 In order to make substantial progress towards a future in the U.S. where the two forms of care are intertwined, drastic reform is necessary to research, establish efficacy and design a system to standardize the distribution and usage of alternative methods. The alienation of herbal and natural remedies is upheld by the Medical systems strict abidance to the Federal Drug Administration (FDA) classifications. In 1994 the Dietary Supplement Health Education Act (DSHEA) classified herbal and natural medicines as dietary supplements. This piece of legislation stated that “In order for an ingredient of a dietary supplement to be a “dietary ingredient,” it must be one or any combination of the following substances: a vitamin, a mineral, a herb or other botanical, an amino acid, a dietary substance for use by man to supplement the diet by increasing the total dietary intake, or a concentrate, metabolite, constituent or extract”. Under this framework, herbal medicine was therefore not classified by the FDA as a medicine at all–instead it is classified as a food or dietary supplement. This classification has led to an extreme lack of support for funding or efforts to research and test herbal products. There is not enough information to overcome the limitations of how to properly manufacture some of these substances which have been used for centuries as powerful herbal remedies. The Oxford Journal of Nutrition claims that it does not seem likely that herbal products are to become an accepted and prescribed alternative to standard medical treatments. This creates a system that establishes one line of care as “normal” or effective, and prevents patients from being informed of or allowed to choose from alternative methods–methods that they might find to be more personally comfortable with. 

 Pamela Fischer, a registered herbalist and president and founder of The Berkeley Herbal Center (a local clinical herbalism school) has spent the past 30 years learning and working with the various types of herbal and traditional healing practices used worldwide.

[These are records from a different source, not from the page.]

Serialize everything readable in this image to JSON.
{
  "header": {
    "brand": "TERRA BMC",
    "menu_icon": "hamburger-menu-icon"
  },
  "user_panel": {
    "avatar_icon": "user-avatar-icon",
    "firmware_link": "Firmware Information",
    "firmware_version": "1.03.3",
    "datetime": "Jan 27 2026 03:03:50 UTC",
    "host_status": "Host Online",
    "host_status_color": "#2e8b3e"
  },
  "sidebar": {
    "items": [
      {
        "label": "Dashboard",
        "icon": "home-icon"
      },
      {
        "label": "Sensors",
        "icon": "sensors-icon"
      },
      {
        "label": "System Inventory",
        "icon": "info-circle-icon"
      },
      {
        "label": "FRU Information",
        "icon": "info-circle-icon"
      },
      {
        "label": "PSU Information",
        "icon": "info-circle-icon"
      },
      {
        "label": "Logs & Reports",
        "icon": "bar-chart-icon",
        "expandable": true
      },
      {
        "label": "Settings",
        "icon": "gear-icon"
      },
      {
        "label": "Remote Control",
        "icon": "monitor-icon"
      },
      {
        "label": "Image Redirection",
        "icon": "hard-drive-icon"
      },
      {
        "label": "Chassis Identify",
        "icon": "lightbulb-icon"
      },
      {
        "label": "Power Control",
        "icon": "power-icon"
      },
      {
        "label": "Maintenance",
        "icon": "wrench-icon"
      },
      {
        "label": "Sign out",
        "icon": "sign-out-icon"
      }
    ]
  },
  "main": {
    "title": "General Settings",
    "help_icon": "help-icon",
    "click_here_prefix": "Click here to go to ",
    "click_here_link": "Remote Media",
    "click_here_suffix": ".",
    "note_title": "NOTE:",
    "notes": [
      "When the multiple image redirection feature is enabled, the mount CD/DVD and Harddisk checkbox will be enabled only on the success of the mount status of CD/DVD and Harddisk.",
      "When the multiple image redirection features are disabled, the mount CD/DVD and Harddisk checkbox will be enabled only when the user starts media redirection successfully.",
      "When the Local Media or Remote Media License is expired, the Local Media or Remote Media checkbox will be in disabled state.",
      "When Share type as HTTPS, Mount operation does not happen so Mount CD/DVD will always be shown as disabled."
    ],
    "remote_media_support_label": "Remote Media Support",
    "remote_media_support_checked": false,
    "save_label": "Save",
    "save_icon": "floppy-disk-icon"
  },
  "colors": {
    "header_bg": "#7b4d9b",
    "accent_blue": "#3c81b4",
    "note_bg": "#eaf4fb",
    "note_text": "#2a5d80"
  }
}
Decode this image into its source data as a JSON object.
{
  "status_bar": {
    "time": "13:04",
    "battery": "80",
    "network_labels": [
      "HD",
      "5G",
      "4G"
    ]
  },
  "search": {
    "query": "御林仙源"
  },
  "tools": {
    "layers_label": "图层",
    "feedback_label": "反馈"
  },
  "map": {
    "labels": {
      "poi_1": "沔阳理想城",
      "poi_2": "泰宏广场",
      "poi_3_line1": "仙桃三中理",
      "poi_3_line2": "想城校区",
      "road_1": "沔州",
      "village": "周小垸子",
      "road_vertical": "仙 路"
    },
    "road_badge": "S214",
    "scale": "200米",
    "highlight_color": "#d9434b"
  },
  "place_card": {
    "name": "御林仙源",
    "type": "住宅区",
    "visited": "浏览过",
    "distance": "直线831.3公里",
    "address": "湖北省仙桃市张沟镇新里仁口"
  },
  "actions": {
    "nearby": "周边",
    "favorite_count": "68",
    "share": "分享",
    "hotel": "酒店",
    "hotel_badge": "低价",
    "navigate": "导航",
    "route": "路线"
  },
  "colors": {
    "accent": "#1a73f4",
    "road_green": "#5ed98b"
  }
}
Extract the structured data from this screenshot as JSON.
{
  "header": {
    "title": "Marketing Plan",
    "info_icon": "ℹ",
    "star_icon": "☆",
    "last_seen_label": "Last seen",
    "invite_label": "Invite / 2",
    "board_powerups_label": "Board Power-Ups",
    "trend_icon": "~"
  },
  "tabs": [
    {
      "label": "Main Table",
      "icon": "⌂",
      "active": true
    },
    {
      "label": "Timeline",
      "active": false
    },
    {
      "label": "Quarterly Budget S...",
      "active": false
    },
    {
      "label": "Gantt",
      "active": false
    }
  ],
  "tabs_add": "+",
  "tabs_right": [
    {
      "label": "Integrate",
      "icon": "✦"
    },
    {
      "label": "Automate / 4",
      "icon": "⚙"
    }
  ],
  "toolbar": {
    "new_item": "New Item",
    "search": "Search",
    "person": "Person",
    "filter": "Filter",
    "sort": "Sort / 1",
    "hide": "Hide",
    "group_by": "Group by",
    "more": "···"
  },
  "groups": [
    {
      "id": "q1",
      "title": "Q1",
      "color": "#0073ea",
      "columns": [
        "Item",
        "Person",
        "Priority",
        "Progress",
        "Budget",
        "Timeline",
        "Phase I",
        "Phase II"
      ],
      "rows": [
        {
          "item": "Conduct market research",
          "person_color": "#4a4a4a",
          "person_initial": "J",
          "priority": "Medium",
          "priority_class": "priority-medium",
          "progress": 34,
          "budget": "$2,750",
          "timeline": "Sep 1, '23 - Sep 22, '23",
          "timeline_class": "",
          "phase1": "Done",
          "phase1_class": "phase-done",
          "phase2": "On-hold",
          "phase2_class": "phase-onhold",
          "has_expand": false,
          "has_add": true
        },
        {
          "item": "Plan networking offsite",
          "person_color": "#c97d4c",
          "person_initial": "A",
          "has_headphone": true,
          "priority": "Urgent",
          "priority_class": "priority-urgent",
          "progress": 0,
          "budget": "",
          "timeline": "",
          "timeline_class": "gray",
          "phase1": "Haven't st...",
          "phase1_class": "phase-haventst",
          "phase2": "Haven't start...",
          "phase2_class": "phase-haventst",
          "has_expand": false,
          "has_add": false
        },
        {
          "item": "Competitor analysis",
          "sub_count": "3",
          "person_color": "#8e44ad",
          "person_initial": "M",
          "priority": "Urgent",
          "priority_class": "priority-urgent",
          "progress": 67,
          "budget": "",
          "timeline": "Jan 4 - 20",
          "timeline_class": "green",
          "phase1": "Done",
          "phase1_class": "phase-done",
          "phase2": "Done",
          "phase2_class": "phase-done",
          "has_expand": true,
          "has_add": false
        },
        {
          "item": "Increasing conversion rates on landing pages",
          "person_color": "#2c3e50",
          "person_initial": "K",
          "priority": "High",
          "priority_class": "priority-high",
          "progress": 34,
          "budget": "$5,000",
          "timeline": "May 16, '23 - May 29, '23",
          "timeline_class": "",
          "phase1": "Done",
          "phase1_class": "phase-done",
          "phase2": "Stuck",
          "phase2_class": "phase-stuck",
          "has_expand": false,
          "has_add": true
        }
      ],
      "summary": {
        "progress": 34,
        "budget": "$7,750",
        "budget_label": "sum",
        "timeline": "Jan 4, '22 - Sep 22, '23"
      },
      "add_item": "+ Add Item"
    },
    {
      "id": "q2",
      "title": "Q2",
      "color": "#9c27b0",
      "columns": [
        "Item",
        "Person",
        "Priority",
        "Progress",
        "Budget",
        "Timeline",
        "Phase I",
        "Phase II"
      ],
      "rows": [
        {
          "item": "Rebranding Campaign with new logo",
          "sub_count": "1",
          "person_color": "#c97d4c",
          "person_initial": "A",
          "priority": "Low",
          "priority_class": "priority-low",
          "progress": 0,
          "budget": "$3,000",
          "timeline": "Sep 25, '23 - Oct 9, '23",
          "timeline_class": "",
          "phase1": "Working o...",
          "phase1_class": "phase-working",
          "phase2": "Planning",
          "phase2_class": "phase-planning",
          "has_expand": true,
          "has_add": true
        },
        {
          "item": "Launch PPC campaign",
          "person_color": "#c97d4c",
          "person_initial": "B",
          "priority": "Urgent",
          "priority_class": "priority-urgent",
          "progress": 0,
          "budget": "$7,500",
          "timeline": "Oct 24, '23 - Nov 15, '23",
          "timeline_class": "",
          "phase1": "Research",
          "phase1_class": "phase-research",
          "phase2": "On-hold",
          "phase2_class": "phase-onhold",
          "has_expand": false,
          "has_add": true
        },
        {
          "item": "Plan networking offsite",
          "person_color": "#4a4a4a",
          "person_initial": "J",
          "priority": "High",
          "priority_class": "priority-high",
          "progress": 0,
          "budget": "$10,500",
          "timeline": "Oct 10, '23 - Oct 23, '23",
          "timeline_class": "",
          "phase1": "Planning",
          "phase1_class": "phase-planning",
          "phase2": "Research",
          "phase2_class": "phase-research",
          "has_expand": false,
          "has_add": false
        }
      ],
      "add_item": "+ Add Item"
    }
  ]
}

Fischer has used her years of experience to teach others about how to provide preventative care using healing and medicine that conserves land and comes from an understanding of nature. Fischer hopes to see a future where the U.S. moves towards a healthcare system that places emphasis on compassion, prevention and care that is holistic in considering body, mind and nature. 

When recounting an experience in which she accompanied a patient to a routine doctor’s visit, Fischer recounts that her patient presented the physician with some of the issues they were having and “the patient was well in their 80s and had never had any drug therapy previously and they didn’t really need it”. Despite this, “he (the physician) gave the patient a multitude of prescriptions”. As the patient’s advocate, Fisher inquired about the necessity of using these medications and asked if the doctor felt comfortable with the patient utilizing more natural forms or herbal treatments. Fischer explains that “he couldn’t even answer, because there’s no space in that system for something different”. Fischer does believe, however, that conventional medicine “has its place, but it is isolating for both doctors and patients”

Nonetheless, it is not all black and white. There are health workers and physicians that are turning away from this exclusionary system. Frustrated by not having the means to provide compassionate and comprehensive care and being held down by insurance and pharmaceutical systems, some Medical Doctors have begun to remodel their practices to incorporate holistic and natural medicine in addition to more conventional treatments. These doctor “revolutionaries”, as Fischer put it, are possibly the spark to creating a system where we no longer go to the doctor to fix the symptoms of a problem, but rather to tackle the source of a health issue– a future where healthcare is revolutionized to be preventative and to actually keep people healthy.